Exercise requirements
Copy out the data below, all of it, exactly.
(Input data begins)
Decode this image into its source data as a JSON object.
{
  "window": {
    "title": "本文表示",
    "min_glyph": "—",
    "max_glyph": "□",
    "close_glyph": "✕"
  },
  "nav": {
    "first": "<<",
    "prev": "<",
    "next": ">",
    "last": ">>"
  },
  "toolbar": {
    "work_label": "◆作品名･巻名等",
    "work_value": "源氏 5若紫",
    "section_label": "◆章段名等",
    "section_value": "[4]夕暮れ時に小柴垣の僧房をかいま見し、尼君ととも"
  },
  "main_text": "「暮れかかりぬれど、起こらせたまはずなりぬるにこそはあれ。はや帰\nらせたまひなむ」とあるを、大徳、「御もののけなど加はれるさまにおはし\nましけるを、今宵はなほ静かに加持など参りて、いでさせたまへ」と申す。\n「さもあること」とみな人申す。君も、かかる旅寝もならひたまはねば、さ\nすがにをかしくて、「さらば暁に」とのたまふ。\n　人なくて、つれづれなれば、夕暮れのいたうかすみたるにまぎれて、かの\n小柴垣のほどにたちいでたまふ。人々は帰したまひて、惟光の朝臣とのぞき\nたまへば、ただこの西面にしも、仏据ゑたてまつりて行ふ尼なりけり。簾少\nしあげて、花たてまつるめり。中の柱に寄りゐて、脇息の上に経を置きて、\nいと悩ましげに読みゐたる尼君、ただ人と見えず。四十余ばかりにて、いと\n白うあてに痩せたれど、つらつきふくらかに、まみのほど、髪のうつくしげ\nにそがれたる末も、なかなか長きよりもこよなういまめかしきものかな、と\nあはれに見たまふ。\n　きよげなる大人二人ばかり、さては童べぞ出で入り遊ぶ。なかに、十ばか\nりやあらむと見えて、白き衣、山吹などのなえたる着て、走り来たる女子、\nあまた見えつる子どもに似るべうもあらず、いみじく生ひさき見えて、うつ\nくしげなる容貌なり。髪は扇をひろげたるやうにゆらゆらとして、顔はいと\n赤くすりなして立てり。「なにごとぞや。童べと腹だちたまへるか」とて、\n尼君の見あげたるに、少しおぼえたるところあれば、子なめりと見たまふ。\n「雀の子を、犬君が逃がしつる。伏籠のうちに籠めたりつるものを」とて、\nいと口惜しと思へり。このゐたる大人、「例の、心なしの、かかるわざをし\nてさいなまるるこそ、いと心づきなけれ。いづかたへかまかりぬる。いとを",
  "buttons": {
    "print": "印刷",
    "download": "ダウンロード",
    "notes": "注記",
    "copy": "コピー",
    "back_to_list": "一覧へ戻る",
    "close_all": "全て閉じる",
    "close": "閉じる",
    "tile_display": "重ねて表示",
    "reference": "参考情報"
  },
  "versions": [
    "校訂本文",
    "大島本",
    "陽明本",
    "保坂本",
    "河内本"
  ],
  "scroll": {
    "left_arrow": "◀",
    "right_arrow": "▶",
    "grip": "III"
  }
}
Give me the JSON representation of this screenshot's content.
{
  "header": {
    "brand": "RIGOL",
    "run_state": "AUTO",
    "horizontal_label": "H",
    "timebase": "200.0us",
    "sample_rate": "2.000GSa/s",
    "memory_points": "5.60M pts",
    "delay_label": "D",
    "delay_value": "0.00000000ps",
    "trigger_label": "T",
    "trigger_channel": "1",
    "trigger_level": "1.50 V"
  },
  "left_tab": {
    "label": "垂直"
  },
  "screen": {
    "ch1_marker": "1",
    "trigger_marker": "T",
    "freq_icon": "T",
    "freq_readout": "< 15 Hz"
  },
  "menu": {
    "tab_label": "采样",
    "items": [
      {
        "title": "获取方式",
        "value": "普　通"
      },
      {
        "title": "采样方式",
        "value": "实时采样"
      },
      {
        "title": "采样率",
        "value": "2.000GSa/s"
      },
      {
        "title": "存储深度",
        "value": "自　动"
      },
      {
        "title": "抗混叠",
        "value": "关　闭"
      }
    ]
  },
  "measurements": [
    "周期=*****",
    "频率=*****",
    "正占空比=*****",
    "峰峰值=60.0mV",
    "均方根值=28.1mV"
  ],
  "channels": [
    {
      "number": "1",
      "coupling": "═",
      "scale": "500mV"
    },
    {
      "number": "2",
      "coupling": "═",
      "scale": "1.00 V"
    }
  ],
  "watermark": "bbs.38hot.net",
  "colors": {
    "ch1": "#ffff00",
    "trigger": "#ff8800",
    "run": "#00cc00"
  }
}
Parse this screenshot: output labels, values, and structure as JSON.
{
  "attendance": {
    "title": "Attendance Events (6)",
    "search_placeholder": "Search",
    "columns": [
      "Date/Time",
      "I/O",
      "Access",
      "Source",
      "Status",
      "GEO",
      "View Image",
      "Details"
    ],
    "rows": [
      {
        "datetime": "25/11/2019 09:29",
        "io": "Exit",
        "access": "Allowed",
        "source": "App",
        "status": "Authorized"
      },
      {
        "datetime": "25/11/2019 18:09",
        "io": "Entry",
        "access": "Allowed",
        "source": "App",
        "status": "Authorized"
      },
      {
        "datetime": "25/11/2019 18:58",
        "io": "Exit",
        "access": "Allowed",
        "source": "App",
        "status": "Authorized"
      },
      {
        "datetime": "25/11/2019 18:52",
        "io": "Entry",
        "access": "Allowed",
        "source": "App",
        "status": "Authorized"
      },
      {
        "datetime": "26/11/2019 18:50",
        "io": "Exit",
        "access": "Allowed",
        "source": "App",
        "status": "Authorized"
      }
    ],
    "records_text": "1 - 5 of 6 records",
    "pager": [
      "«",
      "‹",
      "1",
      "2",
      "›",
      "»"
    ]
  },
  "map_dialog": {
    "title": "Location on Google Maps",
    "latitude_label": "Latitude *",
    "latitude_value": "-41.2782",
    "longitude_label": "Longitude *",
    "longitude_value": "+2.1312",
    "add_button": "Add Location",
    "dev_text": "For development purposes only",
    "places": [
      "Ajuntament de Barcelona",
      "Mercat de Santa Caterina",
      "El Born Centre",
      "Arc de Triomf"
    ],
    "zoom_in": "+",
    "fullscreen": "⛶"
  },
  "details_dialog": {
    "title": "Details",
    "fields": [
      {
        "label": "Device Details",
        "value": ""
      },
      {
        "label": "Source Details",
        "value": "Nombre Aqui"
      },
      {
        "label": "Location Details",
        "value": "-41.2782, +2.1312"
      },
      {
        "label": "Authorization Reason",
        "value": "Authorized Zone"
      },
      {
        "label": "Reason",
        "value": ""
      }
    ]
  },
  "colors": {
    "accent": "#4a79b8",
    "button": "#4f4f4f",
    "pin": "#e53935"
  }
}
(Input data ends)
Expected output
Decode this image into its source data as a JSON object.
{
  "window": {
    "title": "本文表示",
    "min_glyph": "—",
    "max_glyph": "□",
    "close_glyph": "✕"
  },
  "nav": {
    "first": "<<",
    "prev": "<",
    "next": ">",
    "last": ">>"
  },
  "toolbar": {
    "work_label": "◆作品名･巻名等",
    "work_value": "源氏 5若紫",
    "section_label": "◆章段名等",
    "section_value": "[4]夕暮れ時に小柴垣の僧房をかいま見し、尼君ととも"
  },
  "main_text": "「暮れかかりぬれど、起こらせたまはずなりぬるにこそはあれ。はや帰\nらせたまひなむ」とあるを、大徳、「御もののけなど加はれるさまにおはし\nましけるを、今宵はなほ静かに加持など参りて、いでさせたまへ」と申す。\n「さもあること」とみな人申す。君も、かかる旅寝もならひたまはねば、さ\nすがにをかしくて、「さらば暁に」とのたまふ。\n　人なくて、つれづれなれば、夕暮れのいたうかすみたるにまぎれて、かの\n小柴垣のほどにたちいでたまふ。人々は帰したまひて、惟光の朝臣とのぞき\nたまへば、ただこの西面にしも、仏据ゑたてまつりて行ふ尼なりけり。簾少\nしあげて、花たてまつるめり。中の柱に寄りゐて、脇息の上に経を置きて、\nいと悩ましげに読みゐたる尼君、ただ人と見えず。四十余ばかりにて、いと\n白うあてに痩せたれど、つらつきふくらかに、まみのほど、髪のうつくしげ\nにそがれたる末も、なかなか長きよりもこよなういまめかしきものかな、と\nあはれに見たまふ。\n　きよげなる大人二人ばかり、さては童べぞ出で入り遊ぶ。なかに、十ばか\nりやあらむと見えて、白き衣、山吹などのなえたる着て、走り来たる女子、\nあまた見えつる子どもに似るべうもあらず、いみじく生ひさき見えて、うつ\nくしげなる容貌なり。髪は扇をひろげたるやうにゆらゆらとして、顔はいと\n赤くすりなして立てり。「なにごとぞや。童べと腹だちたまへるか」とて、\n尼君の見あげたるに、少しおぼえたるところあれば、子なめりと見たまふ。\n「雀の子を、犬君が逃がしつる。伏籠のうちに籠めたりつるものを」とて、\nいと口惜しと思へり。このゐたる大人、「例の、心なしの、かかるわざをし\nてさいなまるるこそ、いと心づきなけれ。いづかたへかまかりぬる。いとを",
  "buttons": {
    "print": "印刷",
    "download": "ダウンロード",
    "notes": "注記",
    "copy": "コピー",
    "back_to_list": "一覧へ戻る",
    "close_all": "全て閉じる",
    "close": "閉じる",
    "tile_display": "重ねて表示",
    "reference": "参考情報"
  },
  "versions": [
    "校訂本文",
    "大島本",
    "陽明本",
    "保坂本",
    "河内本"
  ],
  "scroll": {
    "left_arrow": "◀",
    "right_arrow": "▶",
    "grip": "III"
  }
}
Give me the JSON representation of this screenshot's content.
{
  "header": {
    "brand": "RIGOL",
    "run_state": "AUTO",
    "horizontal_label": "H",
    "timebase": "200.0us",
    "sample_rate": "2.000GSa/s",
    "memory_points": "5.60M pts",
    "delay_label": "D",
    "delay_value": "0.00000000ps",
    "trigger_label": "T",
    "trigger_channel": "1",
    "trigger_level": "1.50 V"
  },
  "left_tab": {
    "label": "垂直"
  },
  "screen": {
    "ch1_marker": "1",
    "trigger_marker": "T",
    "freq_icon": "T",
    "freq_readout": "< 15 Hz"
  },
  "menu": {
    "tab_label": "采样",
    "items": [
      {
        "title": "获取方式",
        "value": "普　通"
      },
      {
        "title": "采样方式",
        "value": "实时采样"
      },
      {
        "title": "采样率",
        "value": "2.000GSa/s"
      },
      {
        "title": "存储深度",
        "value": "自　动"
      },
      {
        "title": "抗混叠",
        "value": "关　闭"
      }
    ]
  },
  "measurements": [
    "周期=*****",
    "频率=*****",
    "正占空比=*****",
    "峰峰值=60.0mV",
    "均方根值=28.1mV"
  ],
  "channels": [
    {
      "number": "1",
      "coupling": "═",
      "scale": "500mV"
    },
    {
      "number": "2",
      "coupling": "═",
      "scale": "1.00 V"
    }
  ],
  "watermark": "bbs.38hot.net",
  "colors": {
    "ch1": "#ffff00",
    "trigger": "#ff8800",
    "run": "#00cc00"
  }
}
Parse this screenshot: output labels, values, and structure as JSON.
{
  "attendance": {
    "title": "Attendance Events (6)",
    "search_placeholder": "Search",
    "columns": [
      "Date/Time",
      "I/O",
      "Access",
      "Source",
      "Status",
      "GEO",
      "View Image",
      "Details"
    ],
    "rows": [
      {
        "datetime": "25/11/2019 09:29",
        "io": "Exit",
        "access": "Allowed",
        "source": "App",
        "status": "Authorized"
      },
      {
        "datetime": "25/11/2019 18:09",
        "io": "Entry",
        "access": "Allowed",
        "source": "App",
        "status": "Authorized"
      },
      {
        "datetime": "25/11/2019 18:58",
        "io": "Exit",
        "access": "Allowed",
        "source": "App",
        "status": "Authorized"
      },
      {
        "datetime": "25/11/2019 18:52",
        "io": "Entry",
        "access": "Allowed",
        "source": "App",
        "status": "Authorized"
      },
      {
        "datetime": "26/11/2019 18:50",
        "io": "Exit",
        "access": "Allowed",
        "source": "App",
        "status": "Authorized"
      }
    ],
    "records_text": "1 - 5 of 6 records",
    "pager": [
      "«",
      "‹",
      "1",
      "2",
      "›",
      "»"
    ]
  },
  "map_dialog": {
    "title": "Location on Google Maps",
    "latitude_label": "Latitude *",
    "latitude_value": "-41.2782",
    "longitude_label": "Longitude *",
    "longitude_value": "+2.1312",
    "add_button": "Add Location",
    "dev_text": "For development purposes only",
    "places": [
      "Ajuntament de Barcelona",
      "Mercat de Santa Caterina",
      "El Born Centre",
      "Arc de Triomf"
    ],
    "zoom_in": "+",
    "fullscreen": "⛶"
  },
  "details_dialog": {
    "title": "Details",
    "fields": [
      {
        "label": "Device Details",
        "value": ""
      },
      {
        "label": "Source Details",
        "value": "Nombre Aqui"
      },
      {
        "label": "Location Details",
        "value": "-41.2782, +2.1312"
      },
      {
        "label": "Authorization Reason",
        "value": "Authorized Zone"
      },
      {
        "label": "Reason",
        "value": ""
      }
    ]
  },
  "colors": {
    "accent": "#4a79b8",
    "button": "#4f4f4f",
    "pin": "#e53935"
  }
}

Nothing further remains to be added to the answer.